§ **Task description**
Report each line from the records where the string "text" turns up.

--*--

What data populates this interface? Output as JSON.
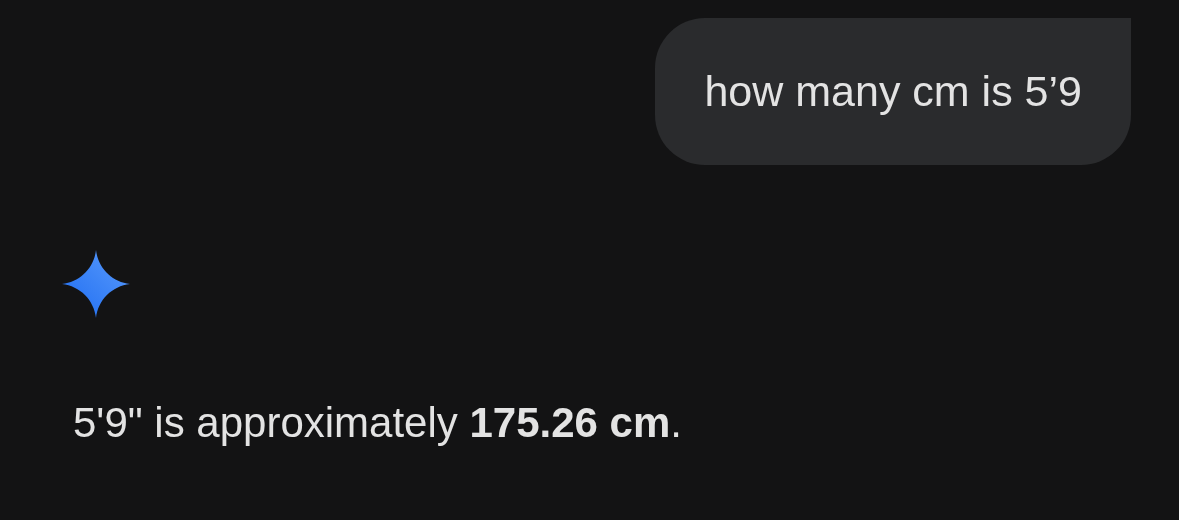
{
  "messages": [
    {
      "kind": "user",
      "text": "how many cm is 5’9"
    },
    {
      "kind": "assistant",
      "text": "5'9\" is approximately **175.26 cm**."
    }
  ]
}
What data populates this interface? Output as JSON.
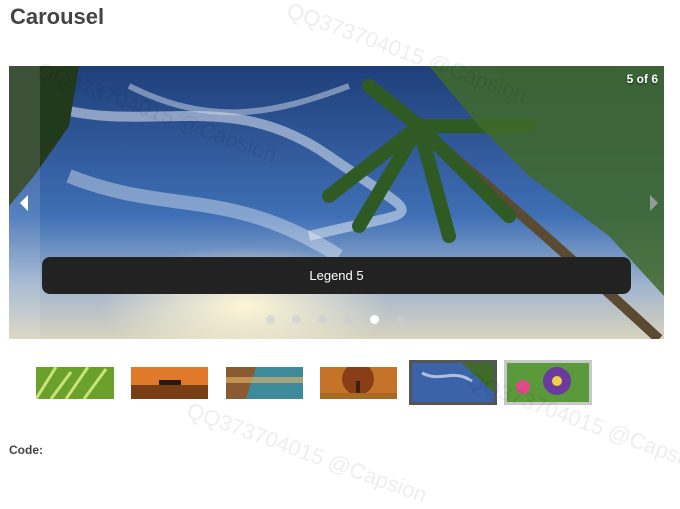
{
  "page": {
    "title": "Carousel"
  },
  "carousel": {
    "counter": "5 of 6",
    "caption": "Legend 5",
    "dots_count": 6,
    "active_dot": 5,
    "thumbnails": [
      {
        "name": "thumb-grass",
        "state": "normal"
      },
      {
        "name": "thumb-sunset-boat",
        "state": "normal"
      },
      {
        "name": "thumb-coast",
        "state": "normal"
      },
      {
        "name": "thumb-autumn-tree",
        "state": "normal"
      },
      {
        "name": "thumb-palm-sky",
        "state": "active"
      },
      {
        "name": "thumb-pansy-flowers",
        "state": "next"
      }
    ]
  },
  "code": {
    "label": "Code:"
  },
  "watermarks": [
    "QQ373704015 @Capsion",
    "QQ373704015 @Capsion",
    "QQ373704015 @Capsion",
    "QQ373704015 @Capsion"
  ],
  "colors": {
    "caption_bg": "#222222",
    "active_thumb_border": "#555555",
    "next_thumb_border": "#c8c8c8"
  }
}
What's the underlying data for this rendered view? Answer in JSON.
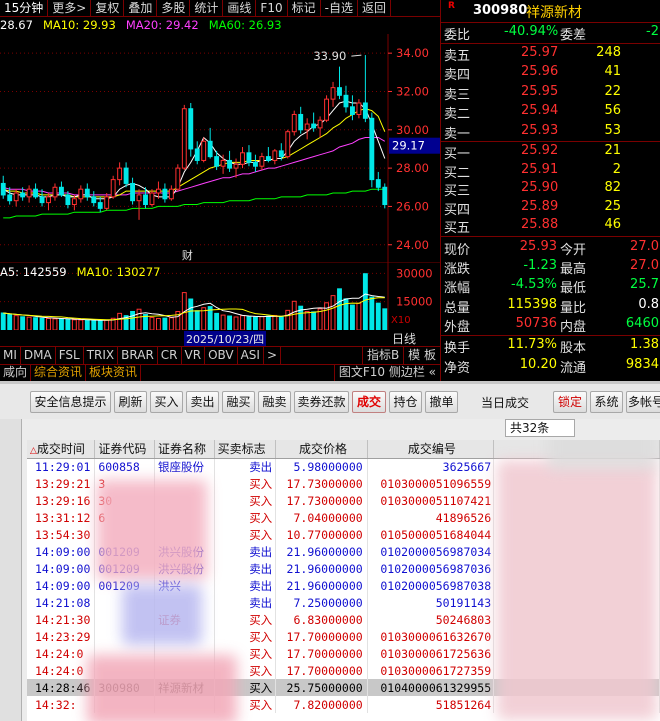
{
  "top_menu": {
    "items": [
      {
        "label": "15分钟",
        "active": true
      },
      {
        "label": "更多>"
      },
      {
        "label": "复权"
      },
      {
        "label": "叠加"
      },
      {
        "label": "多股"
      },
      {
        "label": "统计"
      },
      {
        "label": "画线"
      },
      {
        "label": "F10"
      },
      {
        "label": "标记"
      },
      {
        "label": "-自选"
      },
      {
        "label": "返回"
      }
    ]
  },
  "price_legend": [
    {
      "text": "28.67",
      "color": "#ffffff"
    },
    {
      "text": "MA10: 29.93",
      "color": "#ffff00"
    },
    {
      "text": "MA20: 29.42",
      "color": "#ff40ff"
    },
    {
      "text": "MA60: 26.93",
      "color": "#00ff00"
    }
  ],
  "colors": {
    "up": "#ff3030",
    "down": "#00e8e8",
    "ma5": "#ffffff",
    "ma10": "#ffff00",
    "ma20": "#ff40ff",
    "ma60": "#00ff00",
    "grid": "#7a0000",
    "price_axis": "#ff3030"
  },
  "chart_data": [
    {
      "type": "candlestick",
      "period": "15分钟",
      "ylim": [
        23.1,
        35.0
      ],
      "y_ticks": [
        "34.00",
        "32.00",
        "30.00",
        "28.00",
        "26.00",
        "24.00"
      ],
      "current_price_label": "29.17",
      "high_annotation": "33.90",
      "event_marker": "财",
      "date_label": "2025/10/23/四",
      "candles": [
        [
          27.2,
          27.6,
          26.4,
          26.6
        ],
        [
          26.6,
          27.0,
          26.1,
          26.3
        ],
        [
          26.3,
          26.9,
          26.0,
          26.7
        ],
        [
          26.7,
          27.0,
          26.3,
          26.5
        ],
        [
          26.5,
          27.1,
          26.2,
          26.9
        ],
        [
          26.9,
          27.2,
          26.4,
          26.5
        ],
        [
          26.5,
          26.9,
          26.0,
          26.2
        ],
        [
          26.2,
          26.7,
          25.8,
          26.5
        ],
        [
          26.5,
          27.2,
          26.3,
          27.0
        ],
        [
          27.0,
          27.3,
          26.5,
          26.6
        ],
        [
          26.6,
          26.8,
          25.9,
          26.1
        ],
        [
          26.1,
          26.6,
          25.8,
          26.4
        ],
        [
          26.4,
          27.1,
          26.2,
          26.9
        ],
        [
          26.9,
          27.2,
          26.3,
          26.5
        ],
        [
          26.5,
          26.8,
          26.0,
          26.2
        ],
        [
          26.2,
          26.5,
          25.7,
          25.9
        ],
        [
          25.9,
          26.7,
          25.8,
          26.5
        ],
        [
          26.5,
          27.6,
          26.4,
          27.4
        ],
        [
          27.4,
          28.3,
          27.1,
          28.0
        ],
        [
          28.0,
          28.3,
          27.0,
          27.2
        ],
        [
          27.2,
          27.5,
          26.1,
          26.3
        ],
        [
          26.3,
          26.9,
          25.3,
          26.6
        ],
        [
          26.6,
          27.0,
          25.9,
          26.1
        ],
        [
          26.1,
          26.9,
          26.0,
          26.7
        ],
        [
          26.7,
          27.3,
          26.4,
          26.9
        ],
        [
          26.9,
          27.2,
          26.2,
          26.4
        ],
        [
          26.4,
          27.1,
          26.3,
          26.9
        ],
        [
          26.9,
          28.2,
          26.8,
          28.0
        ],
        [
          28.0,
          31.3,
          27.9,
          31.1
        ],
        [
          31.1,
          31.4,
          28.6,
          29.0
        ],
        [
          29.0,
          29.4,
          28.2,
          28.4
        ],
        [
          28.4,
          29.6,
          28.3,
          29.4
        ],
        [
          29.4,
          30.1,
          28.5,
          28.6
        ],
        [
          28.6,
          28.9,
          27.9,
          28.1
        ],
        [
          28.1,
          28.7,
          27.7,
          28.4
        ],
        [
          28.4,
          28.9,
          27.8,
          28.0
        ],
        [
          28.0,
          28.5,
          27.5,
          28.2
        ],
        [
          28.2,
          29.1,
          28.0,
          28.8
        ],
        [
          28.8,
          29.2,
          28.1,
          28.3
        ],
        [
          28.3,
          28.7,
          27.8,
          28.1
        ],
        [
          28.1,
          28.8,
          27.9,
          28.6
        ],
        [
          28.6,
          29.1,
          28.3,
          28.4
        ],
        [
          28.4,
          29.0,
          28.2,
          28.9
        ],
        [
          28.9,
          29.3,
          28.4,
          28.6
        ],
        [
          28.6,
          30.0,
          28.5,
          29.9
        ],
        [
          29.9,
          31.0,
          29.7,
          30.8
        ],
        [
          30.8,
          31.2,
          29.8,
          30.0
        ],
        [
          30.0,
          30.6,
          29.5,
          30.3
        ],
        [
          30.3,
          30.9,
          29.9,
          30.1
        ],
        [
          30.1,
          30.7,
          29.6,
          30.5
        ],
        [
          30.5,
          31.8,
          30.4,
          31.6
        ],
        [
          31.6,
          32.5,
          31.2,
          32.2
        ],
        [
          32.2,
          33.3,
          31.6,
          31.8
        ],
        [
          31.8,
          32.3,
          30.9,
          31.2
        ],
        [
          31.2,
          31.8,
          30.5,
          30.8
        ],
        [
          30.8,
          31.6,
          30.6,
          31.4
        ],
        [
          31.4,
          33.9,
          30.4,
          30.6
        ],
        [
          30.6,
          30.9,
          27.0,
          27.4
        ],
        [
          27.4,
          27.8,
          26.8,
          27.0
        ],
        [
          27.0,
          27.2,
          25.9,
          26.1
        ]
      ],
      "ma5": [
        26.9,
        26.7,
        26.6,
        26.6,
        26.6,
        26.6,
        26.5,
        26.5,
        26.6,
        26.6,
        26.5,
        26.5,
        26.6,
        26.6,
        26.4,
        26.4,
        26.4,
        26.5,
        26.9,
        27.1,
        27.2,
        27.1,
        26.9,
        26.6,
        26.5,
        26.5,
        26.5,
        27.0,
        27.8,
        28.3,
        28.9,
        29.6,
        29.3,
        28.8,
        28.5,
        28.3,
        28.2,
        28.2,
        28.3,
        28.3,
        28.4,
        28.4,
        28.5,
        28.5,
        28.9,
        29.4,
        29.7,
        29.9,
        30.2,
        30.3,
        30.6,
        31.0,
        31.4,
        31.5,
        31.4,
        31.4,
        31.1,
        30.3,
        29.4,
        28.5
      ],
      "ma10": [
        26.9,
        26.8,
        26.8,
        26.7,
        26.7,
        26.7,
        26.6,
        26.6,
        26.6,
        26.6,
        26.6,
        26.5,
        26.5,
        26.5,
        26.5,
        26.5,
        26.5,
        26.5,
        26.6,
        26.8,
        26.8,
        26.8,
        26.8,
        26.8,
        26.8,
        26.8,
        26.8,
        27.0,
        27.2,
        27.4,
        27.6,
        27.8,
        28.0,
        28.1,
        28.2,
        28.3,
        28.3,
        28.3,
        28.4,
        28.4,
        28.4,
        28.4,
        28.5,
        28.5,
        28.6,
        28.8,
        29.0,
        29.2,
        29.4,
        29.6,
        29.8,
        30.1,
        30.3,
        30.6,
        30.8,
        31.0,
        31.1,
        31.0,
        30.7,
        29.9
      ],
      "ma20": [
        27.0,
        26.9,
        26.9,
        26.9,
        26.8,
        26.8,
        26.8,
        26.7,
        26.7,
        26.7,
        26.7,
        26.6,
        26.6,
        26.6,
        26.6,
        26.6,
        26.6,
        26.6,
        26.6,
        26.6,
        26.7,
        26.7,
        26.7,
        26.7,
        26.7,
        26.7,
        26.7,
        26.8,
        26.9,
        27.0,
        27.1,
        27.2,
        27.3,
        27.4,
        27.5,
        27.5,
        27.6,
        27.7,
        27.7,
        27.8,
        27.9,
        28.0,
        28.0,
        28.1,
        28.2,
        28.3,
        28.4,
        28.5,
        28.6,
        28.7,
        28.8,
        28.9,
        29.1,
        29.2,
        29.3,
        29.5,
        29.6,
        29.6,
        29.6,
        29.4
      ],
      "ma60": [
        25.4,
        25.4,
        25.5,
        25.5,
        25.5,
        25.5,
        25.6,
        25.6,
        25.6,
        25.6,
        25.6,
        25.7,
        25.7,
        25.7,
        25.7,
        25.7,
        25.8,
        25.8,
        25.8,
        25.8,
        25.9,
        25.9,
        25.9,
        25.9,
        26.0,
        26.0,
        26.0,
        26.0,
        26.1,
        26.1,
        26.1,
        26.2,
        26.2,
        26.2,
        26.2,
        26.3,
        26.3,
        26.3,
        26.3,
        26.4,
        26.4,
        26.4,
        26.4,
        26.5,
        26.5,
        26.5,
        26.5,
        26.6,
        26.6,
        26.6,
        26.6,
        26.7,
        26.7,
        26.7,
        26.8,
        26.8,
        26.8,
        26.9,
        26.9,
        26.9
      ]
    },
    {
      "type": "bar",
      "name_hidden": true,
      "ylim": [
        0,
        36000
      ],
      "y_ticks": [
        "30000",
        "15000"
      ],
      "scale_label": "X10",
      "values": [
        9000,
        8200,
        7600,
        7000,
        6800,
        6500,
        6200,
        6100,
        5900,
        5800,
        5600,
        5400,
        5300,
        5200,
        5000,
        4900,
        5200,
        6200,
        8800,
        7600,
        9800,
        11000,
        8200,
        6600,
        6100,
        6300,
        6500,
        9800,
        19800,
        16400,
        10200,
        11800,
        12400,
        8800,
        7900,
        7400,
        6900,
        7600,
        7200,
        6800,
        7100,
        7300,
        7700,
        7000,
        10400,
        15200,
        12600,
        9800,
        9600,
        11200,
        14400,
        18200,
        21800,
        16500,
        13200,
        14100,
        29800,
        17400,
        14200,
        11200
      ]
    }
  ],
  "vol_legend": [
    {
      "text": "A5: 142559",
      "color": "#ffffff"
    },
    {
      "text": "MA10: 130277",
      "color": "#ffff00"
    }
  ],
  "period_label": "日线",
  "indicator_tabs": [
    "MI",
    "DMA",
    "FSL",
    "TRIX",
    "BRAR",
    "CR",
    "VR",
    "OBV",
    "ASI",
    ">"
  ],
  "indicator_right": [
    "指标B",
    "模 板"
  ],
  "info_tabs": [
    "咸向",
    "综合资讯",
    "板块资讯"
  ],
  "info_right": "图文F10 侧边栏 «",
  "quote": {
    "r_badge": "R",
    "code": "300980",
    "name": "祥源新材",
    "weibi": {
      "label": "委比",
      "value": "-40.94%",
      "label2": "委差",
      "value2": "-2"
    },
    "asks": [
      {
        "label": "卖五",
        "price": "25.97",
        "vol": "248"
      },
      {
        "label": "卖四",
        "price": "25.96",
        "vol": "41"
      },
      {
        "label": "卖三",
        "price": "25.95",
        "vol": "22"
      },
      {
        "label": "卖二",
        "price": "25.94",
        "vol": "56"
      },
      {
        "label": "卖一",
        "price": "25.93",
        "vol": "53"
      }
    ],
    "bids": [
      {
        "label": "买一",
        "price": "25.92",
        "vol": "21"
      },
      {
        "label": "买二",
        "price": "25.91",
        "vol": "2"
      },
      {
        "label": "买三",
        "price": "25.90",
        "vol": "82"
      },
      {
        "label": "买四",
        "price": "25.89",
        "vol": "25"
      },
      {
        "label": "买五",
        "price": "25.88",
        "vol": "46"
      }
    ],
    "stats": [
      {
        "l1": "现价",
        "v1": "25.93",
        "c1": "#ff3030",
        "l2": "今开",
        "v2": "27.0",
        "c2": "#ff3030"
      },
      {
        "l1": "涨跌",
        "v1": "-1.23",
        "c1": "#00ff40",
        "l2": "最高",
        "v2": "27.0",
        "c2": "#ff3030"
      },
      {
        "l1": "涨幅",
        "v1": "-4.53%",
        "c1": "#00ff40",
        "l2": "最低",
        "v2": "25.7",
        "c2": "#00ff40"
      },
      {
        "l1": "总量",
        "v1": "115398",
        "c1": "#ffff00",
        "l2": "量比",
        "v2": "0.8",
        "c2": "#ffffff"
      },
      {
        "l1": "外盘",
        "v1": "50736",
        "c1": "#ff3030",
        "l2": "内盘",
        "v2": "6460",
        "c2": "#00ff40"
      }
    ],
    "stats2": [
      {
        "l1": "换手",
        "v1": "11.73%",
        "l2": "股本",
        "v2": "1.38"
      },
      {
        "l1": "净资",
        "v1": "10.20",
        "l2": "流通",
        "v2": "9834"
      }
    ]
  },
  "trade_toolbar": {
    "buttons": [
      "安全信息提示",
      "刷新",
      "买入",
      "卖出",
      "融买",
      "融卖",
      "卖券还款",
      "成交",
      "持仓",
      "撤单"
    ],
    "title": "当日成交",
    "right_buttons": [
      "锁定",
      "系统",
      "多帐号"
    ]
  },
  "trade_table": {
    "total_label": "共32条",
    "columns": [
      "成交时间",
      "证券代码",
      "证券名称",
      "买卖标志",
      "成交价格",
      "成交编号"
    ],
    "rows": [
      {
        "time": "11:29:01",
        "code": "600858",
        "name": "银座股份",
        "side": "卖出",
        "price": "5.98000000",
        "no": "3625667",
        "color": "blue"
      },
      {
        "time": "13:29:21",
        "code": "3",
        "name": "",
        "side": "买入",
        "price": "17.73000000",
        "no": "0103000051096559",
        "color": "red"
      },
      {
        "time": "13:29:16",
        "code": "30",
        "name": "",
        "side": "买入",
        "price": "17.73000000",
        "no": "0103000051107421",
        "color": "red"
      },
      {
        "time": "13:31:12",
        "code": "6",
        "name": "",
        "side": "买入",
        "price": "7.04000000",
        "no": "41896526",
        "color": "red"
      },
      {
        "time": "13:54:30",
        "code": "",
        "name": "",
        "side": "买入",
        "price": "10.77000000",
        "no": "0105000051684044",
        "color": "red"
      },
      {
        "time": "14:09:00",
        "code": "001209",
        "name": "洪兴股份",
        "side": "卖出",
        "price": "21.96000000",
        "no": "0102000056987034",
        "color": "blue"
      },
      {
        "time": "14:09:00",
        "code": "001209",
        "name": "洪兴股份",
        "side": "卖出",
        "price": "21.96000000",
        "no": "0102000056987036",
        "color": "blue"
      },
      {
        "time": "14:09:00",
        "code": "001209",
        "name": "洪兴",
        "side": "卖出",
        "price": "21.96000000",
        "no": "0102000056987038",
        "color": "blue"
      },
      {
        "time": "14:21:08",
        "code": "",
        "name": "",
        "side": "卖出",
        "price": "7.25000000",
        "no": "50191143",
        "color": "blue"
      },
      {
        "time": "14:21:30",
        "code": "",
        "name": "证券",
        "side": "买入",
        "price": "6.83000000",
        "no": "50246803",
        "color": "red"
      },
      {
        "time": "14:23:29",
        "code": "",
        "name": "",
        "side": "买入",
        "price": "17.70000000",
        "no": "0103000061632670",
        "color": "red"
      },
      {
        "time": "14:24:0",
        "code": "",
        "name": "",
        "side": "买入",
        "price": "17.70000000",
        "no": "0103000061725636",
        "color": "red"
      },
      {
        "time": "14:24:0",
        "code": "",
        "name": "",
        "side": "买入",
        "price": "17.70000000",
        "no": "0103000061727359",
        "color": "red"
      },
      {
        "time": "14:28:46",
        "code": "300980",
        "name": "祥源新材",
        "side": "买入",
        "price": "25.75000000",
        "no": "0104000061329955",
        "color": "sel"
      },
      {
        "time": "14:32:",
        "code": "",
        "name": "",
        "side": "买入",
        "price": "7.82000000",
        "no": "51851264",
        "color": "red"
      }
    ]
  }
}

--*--

§ **Task result**
      "text": "how many cm is 5’9"
      "text": "5'9\" is approximately **175.26 cm**."
      "text": "28.67",
      "text": "MA10: 29.93",
      "text": "MA20: 29.42",
      "text": "MA60: 26.93",
      "text": "A5: 142559",
      "text": "MA10: 130277",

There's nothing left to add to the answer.